● Task instructions: Print out the entries, word for word.

● Exercise material:
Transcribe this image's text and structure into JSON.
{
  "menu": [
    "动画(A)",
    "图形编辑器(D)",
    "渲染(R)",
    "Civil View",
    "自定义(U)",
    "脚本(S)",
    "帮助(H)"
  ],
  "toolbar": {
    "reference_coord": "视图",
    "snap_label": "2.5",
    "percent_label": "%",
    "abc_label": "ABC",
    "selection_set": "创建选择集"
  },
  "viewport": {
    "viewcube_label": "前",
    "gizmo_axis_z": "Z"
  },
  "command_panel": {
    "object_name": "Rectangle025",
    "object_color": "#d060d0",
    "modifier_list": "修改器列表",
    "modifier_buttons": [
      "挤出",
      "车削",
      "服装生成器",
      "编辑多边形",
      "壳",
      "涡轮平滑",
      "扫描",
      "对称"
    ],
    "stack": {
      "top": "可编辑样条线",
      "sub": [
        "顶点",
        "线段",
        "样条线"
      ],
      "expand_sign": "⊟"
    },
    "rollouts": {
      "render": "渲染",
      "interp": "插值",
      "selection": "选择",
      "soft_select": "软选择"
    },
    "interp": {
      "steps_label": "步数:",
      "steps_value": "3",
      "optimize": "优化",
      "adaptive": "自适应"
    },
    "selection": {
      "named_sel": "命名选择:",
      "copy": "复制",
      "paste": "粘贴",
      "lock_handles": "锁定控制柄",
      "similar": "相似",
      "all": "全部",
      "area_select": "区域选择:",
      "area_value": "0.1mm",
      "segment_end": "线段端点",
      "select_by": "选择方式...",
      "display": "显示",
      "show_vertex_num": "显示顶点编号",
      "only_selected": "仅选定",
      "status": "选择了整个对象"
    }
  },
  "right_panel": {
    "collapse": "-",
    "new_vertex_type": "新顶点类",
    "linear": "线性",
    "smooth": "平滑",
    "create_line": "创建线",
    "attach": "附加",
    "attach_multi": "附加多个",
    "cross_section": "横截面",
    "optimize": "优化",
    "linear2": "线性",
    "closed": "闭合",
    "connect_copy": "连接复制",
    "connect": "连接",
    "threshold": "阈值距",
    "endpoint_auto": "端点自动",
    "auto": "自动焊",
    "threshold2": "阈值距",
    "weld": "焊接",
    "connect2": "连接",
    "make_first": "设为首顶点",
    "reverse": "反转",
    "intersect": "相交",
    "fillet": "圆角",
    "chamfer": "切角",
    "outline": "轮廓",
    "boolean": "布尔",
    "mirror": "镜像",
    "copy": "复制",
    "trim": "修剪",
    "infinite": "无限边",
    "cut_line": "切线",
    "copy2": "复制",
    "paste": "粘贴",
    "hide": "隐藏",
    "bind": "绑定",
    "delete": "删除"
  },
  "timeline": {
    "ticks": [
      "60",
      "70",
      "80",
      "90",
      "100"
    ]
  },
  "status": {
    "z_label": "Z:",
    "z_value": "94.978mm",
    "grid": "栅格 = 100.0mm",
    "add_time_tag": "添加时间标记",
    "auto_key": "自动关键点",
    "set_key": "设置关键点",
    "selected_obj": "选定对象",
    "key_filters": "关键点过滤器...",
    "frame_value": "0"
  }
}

● Exercise solution:
Transcribe this image's text and structure into JSON.
{
  "menu": [
    "动画(A)",
    "图形编辑器(D)",
    "渲染(R)",
    "Civil View",
    "自定义(U)",
    "脚本(S)",
    "帮助(H)"
  ],
  "toolbar": {
    "reference_coord": "视图",
    "snap_label": "2.5",
    "percent_label": "%",
    "abc_label": "ABC",
    "selection_set": "创建选择集"
  },
  "viewport": {
    "viewcube_label": "前",
    "gizmo_axis_z": "Z"
  },
  "command_panel": {
    "object_name": "Rectangle025",
    "object_color": "#d060d0",
    "modifier_list": "修改器列表",
    "modifier_buttons": [
      "挤出",
      "车削",
      "服装生成器",
      "编辑多边形",
      "壳",
      "涡轮平滑",
      "扫描",
      "对称"
    ],
    "stack": {
      "top": "可编辑样条线",
      "sub": [
        "顶点",
        "线段",
        "样条线"
      ],
      "expand_sign": "⊟"
    },
    "rollouts": {
      "render": "渲染",
      "interp": "插值",
      "selection": "选择",
      "soft_select": "软选择"
    },
    "interp": {
      "steps_label": "步数:",
      "steps_value": "3",
      "optimize": "优化",
      "adaptive": "自适应"
    },
    "selection": {
      "named_sel": "命名选择:",
      "copy": "复制",
      "paste": "粘贴",
      "lock_handles": "锁定控制柄",
      "similar": "相似",
      "all": "全部",
      "area_select": "区域选择:",
      "area_value": "0.1mm",
      "segment_end": "线段端点",
      "select_by": "选择方式...",
      "display": "显示",
      "show_vertex_num": "显示顶点编号",
      "only_selected": "仅选定",
      "status": "选择了整个对象"
    }
  },
  "right_panel": {
    "collapse": "-",
    "new_vertex_type": "新顶点类",
    "linear": "线性",
    "smooth": "平滑",
    "create_line": "创建线",
    "attach": "附加",
    "attach_multi": "附加多个",
    "cross_section": "横截面",
    "optimize": "优化",
    "linear2": "线性",
    "closed": "闭合",
    "connect_copy": "连接复制",
    "connect": "连接",
    "threshold": "阈值距",
    "endpoint_auto": "端点自动",
    "auto": "自动焊",
    "threshold2": "阈值距",
    "weld": "焊接",
    "connect2": "连接",
    "make_first": "设为首顶点",
    "reverse": "反转",
    "intersect": "相交",
    "fillet": "圆角",
    "chamfer": "切角",
    "outline": "轮廓",
    "boolean": "布尔",
    "mirror": "镜像",
    "copy": "复制",
    "trim": "修剪",
    "infinite": "无限边",
    "cut_line": "切线",
    "copy2": "复制",
    "paste": "粘贴",
    "hide": "隐藏",
    "bind": "绑定",
    "delete": "删除"
  },
  "timeline": {
    "ticks": [
      "60",
      "70",
      "80",
      "90",
      "100"
    ]
  },
  "status": {
    "z_label": "Z:",
    "z_value": "94.978mm",
    "grid": "栅格 = 100.0mm",
    "add_time_tag": "添加时间标记",
    "auto_key": "自动关键点",
    "set_key": "设置关键点",
    "selected_obj": "选定对象",
    "key_filters": "关键点过滤器...",
    "frame_value": "0"
  }
}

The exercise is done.